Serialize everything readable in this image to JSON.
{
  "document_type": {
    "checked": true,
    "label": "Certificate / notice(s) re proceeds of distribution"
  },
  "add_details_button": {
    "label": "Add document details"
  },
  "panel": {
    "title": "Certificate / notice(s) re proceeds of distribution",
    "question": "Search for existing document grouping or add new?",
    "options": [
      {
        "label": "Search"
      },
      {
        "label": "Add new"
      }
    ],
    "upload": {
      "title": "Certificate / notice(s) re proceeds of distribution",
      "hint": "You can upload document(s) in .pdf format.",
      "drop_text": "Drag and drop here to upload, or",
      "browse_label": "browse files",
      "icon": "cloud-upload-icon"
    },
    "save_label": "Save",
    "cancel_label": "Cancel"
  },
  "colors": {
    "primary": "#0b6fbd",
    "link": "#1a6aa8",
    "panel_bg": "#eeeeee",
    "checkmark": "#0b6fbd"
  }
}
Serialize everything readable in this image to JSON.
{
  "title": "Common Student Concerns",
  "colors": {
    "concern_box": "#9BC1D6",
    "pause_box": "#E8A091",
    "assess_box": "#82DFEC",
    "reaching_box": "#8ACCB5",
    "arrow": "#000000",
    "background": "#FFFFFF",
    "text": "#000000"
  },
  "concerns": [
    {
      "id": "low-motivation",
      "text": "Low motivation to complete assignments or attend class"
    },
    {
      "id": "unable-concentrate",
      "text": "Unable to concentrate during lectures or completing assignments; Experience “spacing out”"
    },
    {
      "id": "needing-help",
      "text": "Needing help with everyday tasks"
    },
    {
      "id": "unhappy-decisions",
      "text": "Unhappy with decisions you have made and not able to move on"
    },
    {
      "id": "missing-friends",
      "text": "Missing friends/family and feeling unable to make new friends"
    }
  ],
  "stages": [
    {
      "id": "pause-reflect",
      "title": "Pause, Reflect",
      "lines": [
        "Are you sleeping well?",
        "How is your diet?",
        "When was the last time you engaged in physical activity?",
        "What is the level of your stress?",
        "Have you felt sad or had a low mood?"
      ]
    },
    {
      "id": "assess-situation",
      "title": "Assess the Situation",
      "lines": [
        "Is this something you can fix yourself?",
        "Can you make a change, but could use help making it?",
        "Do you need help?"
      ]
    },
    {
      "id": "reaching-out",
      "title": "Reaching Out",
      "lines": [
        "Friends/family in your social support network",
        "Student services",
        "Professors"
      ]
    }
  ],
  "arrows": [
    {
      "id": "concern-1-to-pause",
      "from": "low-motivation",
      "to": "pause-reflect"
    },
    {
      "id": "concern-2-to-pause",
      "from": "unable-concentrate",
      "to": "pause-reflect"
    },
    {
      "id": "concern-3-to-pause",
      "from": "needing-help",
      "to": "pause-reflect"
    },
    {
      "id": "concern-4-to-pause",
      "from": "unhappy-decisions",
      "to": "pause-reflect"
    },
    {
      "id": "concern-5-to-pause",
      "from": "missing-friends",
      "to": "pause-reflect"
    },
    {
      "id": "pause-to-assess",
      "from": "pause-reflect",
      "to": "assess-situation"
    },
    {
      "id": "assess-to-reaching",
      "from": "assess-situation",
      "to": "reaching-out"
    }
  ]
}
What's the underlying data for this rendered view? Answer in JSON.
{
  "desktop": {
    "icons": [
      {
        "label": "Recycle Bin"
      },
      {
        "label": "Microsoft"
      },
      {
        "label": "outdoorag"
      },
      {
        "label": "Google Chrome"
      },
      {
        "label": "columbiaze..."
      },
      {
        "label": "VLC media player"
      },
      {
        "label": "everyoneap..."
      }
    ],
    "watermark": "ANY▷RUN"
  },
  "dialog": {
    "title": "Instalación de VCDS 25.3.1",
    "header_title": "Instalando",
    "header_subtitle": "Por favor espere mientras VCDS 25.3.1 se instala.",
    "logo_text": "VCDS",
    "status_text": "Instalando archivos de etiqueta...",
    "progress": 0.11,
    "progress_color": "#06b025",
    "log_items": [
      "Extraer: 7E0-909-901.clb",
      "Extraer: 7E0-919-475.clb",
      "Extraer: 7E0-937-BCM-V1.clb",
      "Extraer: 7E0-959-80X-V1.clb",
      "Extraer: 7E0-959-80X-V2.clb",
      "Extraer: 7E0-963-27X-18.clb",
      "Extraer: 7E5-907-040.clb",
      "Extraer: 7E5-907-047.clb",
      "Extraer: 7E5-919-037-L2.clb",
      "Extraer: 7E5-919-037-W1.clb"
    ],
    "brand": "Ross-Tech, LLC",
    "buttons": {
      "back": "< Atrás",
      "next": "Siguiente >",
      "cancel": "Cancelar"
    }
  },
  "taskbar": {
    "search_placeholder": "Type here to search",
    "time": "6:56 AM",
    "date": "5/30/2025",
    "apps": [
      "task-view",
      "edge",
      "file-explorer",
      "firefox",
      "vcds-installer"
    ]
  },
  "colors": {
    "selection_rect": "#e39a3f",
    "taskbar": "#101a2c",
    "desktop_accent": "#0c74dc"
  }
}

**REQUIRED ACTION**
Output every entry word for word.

**WORKED SOLUTION**
Serialize everything readable in this image to JSON.
{
  "document_type": {
    "checked": true,
    "label": "Certificate / notice(s) re proceeds of distribution"
  },
  "add_details_button": {
    "label": "Add document details"
  },
  "panel": {
    "title": "Certificate / notice(s) re proceeds of distribution",
    "question": "Search for existing document grouping or add new?",
    "options": [
      {
        "label": "Search"
      },
      {
        "label": "Add new"
      }
    ],
    "upload": {
      "title": "Certificate / notice(s) re proceeds of distribution",
      "hint": "You can upload document(s) in .pdf format.",
      "drop_text": "Drag and drop here to upload, or",
      "browse_label": "browse files",
      "icon": "cloud-upload-icon"
    },
    "save_label": "Save",
    "cancel_label": "Cancel"
  },
  "colors": {
    "primary": "#0b6fbd",
    "link": "#1a6aa8",
    "panel_bg": "#eeeeee",
    "checkmark": "#0b6fbd"
  }
}
Serialize everything readable in this image to JSON.
{
  "title": "Common Student Concerns",
  "colors": {
    "concern_box": "#9BC1D6",
    "pause_box": "#E8A091",
    "assess_box": "#82DFEC",
    "reaching_box": "#8ACCB5",
    "arrow": "#000000",
    "background": "#FFFFFF",
    "text": "#000000"
  },
  "concerns": [
    {
      "id": "low-motivation",
      "text": "Low motivation to complete assignments or attend class"
    },
    {
      "id": "unable-concentrate",
      "text": "Unable to concentrate during lectures or completing assignments; Experience “spacing out”"
    },
    {
      "id": "needing-help",
      "text": "Needing help with everyday tasks"
    },
    {
      "id": "unhappy-decisions",
      "text": "Unhappy with decisions you have made and not able to move on"
    },
    {
      "id": "missing-friends",
      "text": "Missing friends/family and feeling unable to make new friends"
    }
  ],
  "stages": [
    {
      "id": "pause-reflect",
      "title": "Pause, Reflect",
      "lines": [
        "Are you sleeping well?",
        "How is your diet?",
        "When was the last time you engaged in physical activity?",
        "What is the level of your stress?",
        "Have you felt sad or had a low mood?"
      ]
    },
    {
      "id": "assess-situation",
      "title": "Assess the Situation",
      "lines": [
        "Is this something you can fix yourself?",
        "Can you make a change, but could use help making it?",
        "Do you need help?"
      ]
    },
    {
      "id": "reaching-out",
      "title": "Reaching Out",
      "lines": [
        "Friends/family in your social support network",
        "Student services",
        "Professors"
      ]
    }
  ],
  "arrows": [
    {
      "id": "concern-1-to-pause",
      "from": "low-motivation",
      "to": "pause-reflect"
    },
    {
      "id": "concern-2-to-pause",
      "from": "unable-concentrate",
      "to": "pause-reflect"
    },
    {
      "id": "concern-3-to-pause",
      "from": "needing-help",
      "to": "pause-reflect"
    },
    {
      "id": "concern-4-to-pause",
      "from": "unhappy-decisions",
      "to": "pause-reflect"
    },
    {
      "id": "concern-5-to-pause",
      "from": "missing-friends",
      "to": "pause-reflect"
    },
    {
      "id": "pause-to-assess",
      "from": "pause-reflect",
      "to": "assess-situation"
    },
    {
      "id": "assess-to-reaching",
      "from": "assess-situation",
      "to": "reaching-out"
    }
  ]
}
What's the underlying data for this rendered view? Answer in JSON.
{
  "desktop": {
    "icons": [
      {
        "label": "Recycle Bin"
      },
      {
        "label": "Microsoft"
      },
      {
        "label": "outdoorag"
      },
      {
        "label": "Google Chrome"
      },
      {
        "label": "columbiaze..."
      },
      {
        "label": "VLC media player"
      },
      {
        "label": "everyoneap..."
      }
    ],
    "watermark": "ANY▷RUN"
  },
  "dialog": {
    "title": "Instalación de VCDS 25.3.1",
    "header_title": "Instalando",
    "header_subtitle": "Por favor espere mientras VCDS 25.3.1 se instala.",
    "logo_text": "VCDS",
    "status_text": "Instalando archivos de etiqueta...",
    "progress": 0.11,
    "progress_color": "#06b025",
    "log_items": [
      "Extraer: 7E0-909-901.clb",
      "Extraer: 7E0-919-475.clb",
      "Extraer: 7E0-937-BCM-V1.clb",
      "Extraer: 7E0-959-80X-V1.clb",
      "Extraer: 7E0-959-80X-V2.clb",
      "Extraer: 7E0-963-27X-18.clb",
      "Extraer: 7E5-907-040.clb",
      "Extraer: 7E5-907-047.clb",
      "Extraer: 7E5-919-037-L2.clb",
      "Extraer: 7E5-919-037-W1.clb"
    ],
    "brand": "Ross-Tech, LLC",
    "buttons": {
      "back": "< Atrás",
      "next": "Siguiente >",
      "cancel": "Cancelar"
    }
  },
  "taskbar": {
    "search_placeholder": "Type here to search",
    "time": "6:56 AM",
    "date": "5/30/2025",
    "apps": [
      "task-view",
      "edge",
      "file-explorer",
      "firefox",
      "vcds-installer"
    ]
  },
  "colors": {
    "selection_rect": "#e39a3f",
    "taskbar": "#101a2c",
    "desktop_accent": "#0c74dc"
  }
}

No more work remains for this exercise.